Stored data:
┄┄┄┄┄┄

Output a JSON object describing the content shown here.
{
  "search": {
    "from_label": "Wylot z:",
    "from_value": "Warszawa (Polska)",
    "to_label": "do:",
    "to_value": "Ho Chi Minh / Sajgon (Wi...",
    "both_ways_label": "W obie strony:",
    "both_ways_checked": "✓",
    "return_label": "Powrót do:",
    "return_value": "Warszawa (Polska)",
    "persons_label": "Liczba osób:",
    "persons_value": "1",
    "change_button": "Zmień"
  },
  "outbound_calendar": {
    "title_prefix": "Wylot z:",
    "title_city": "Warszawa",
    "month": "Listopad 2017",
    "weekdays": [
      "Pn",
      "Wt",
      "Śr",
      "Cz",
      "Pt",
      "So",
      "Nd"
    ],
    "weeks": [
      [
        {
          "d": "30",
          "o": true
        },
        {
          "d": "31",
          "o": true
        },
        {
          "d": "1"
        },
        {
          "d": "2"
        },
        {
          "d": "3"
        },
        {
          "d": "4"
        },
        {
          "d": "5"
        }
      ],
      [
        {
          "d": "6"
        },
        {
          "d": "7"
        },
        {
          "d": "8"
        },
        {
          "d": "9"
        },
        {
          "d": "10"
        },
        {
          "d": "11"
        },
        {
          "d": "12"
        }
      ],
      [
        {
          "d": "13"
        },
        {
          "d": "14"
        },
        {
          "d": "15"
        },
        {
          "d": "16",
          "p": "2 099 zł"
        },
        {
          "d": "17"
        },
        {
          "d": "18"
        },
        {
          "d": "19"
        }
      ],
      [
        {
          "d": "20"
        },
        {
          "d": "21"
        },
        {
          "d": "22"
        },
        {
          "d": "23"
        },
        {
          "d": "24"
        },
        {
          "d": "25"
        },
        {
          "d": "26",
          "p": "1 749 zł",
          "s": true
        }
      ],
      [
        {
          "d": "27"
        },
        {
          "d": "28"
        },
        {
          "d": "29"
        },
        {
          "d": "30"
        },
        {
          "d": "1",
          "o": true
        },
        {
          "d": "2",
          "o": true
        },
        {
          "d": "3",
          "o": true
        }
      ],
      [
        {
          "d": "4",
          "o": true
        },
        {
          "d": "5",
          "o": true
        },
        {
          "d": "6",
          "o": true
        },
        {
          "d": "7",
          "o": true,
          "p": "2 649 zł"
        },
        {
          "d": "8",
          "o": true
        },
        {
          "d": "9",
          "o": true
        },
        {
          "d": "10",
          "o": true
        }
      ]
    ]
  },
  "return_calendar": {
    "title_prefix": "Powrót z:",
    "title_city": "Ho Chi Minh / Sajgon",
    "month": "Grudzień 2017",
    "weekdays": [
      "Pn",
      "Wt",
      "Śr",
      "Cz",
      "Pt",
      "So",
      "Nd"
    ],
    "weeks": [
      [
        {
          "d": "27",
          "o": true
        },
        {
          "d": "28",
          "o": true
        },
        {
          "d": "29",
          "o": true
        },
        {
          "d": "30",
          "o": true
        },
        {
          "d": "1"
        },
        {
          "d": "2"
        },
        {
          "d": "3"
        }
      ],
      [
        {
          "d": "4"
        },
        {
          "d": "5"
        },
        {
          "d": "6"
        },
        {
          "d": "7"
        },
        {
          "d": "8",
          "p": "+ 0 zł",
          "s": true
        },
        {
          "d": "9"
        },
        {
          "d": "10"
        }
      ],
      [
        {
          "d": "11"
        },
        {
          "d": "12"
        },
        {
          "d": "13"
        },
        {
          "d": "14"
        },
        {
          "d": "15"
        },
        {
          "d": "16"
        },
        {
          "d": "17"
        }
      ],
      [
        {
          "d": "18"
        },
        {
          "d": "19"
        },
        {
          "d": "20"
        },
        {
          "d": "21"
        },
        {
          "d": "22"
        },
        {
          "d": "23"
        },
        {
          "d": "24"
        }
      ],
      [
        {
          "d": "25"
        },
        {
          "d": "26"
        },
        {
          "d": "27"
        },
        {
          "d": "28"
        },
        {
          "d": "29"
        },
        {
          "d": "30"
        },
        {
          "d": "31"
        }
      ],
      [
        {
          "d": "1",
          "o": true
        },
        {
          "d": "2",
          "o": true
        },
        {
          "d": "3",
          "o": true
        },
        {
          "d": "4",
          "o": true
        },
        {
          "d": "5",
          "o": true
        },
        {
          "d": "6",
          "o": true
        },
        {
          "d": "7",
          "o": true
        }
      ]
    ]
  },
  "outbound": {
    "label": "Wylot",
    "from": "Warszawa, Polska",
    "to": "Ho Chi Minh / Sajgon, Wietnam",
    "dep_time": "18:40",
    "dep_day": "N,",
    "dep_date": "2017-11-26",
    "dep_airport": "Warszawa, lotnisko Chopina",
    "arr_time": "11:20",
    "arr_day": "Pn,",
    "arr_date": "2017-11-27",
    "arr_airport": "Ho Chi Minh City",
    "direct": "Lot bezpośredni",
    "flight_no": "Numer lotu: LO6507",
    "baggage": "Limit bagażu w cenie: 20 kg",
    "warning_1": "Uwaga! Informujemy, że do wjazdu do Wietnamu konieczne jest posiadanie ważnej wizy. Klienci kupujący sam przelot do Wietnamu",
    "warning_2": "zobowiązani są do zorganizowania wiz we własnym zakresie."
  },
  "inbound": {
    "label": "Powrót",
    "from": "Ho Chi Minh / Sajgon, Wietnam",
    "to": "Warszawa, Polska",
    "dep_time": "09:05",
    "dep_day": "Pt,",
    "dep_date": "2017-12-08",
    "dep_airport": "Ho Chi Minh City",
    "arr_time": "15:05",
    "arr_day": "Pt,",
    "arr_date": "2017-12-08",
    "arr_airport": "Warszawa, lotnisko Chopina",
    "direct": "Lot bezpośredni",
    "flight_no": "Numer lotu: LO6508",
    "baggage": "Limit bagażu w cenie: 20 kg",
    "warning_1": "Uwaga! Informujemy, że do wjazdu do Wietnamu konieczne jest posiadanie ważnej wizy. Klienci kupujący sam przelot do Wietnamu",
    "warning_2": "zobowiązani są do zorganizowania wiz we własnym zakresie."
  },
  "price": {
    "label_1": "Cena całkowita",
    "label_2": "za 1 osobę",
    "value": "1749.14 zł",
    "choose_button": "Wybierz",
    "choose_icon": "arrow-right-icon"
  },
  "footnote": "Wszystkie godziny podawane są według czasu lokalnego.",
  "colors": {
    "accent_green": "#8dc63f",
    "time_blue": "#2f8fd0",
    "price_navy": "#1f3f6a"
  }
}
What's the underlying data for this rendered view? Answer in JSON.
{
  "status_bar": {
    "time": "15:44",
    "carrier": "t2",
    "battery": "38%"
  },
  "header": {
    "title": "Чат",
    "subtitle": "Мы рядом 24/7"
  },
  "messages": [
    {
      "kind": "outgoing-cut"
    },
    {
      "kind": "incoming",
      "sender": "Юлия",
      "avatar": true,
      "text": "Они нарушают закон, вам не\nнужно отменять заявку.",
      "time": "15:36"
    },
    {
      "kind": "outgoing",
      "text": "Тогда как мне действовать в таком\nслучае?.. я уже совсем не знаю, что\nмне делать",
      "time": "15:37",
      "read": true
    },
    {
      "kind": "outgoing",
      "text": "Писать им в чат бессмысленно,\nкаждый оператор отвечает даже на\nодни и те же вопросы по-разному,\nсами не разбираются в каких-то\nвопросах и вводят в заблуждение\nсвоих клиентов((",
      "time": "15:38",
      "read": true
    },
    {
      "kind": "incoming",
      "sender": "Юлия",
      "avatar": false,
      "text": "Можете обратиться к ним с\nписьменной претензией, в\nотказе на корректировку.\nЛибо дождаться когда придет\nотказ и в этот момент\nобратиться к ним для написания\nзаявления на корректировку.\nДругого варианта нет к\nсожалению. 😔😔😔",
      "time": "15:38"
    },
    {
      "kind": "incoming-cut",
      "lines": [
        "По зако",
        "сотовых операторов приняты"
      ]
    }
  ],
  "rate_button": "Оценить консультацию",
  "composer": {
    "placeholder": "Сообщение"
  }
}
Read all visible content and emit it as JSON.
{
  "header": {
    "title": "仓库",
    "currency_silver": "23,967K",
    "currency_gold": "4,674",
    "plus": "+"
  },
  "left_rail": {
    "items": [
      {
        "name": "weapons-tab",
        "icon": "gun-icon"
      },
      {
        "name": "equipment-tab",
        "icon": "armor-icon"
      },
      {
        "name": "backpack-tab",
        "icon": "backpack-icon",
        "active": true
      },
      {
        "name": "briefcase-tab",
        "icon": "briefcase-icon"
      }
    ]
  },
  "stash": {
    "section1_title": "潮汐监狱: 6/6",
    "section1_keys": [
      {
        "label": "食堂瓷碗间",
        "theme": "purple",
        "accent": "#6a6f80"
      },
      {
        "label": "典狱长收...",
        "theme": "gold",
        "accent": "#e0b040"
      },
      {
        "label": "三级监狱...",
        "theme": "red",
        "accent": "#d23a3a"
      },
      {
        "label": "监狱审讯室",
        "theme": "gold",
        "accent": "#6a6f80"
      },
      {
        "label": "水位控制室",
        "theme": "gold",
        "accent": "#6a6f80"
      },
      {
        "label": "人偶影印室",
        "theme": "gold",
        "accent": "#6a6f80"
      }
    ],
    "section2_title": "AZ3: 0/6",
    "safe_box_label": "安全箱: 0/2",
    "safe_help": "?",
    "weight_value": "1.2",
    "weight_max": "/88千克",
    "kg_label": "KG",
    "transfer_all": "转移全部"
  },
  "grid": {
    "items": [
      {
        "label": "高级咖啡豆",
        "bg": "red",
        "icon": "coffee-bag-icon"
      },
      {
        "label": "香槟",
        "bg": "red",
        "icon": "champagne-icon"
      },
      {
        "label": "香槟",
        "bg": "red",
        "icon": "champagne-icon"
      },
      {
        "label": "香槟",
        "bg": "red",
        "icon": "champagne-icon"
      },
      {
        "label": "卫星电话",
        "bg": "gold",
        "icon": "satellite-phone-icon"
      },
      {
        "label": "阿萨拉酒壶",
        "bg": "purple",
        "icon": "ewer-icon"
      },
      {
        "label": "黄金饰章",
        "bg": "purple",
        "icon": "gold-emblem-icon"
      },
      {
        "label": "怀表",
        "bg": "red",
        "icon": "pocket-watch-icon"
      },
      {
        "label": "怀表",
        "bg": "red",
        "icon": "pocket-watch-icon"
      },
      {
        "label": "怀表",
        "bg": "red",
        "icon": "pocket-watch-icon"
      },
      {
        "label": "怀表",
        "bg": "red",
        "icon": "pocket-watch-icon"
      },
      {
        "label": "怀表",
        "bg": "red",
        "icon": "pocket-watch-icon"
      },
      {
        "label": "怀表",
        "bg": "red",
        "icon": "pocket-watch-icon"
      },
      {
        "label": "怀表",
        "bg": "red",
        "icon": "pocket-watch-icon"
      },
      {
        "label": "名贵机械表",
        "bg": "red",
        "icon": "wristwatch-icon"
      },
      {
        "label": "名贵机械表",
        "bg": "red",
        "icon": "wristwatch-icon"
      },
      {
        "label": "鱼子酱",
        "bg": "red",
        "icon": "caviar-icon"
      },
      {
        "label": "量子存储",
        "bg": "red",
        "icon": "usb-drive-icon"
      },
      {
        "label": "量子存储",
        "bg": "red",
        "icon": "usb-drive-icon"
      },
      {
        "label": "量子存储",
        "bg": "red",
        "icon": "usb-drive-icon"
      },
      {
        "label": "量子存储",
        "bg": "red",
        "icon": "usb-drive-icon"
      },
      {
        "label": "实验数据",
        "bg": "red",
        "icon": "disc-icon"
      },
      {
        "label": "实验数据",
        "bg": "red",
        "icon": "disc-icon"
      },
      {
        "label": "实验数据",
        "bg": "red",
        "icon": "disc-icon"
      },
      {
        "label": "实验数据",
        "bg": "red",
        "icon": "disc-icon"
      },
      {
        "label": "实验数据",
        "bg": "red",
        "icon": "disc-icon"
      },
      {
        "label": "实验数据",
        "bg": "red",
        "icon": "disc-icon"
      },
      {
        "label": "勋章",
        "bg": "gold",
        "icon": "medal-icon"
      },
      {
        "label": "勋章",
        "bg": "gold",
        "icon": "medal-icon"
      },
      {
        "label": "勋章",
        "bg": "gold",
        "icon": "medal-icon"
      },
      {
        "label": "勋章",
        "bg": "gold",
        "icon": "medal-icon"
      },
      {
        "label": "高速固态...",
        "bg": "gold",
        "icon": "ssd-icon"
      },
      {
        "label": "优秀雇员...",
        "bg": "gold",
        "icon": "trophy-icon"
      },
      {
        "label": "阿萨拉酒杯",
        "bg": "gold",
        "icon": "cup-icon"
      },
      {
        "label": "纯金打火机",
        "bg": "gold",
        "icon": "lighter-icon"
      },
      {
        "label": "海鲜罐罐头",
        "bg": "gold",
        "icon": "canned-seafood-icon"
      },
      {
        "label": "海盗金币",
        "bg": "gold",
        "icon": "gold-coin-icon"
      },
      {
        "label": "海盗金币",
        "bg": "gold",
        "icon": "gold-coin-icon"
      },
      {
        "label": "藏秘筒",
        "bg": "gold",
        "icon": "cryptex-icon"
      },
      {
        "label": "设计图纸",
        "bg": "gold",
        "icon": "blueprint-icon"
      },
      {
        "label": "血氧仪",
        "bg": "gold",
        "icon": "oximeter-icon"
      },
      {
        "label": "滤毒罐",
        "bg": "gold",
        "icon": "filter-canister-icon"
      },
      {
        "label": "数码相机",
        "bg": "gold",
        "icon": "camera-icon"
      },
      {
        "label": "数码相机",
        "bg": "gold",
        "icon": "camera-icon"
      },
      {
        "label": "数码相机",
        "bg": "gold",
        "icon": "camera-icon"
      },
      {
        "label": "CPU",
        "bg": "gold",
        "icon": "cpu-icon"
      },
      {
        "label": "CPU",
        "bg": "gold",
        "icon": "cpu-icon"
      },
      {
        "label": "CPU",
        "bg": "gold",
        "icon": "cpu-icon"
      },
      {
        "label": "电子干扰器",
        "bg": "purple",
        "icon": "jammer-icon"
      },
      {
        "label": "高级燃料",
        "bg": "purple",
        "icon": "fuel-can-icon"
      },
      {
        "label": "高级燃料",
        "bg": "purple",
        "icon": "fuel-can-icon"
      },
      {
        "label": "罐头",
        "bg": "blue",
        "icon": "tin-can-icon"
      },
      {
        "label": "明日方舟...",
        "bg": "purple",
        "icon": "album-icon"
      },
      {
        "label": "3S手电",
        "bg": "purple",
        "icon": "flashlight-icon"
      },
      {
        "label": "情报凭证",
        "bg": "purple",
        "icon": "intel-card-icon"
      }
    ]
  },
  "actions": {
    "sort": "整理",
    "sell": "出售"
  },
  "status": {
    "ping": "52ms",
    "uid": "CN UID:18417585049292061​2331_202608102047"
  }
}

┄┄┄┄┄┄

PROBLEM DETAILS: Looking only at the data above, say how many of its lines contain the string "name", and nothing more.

RESPONSE FOR THIS EXERCISE: 4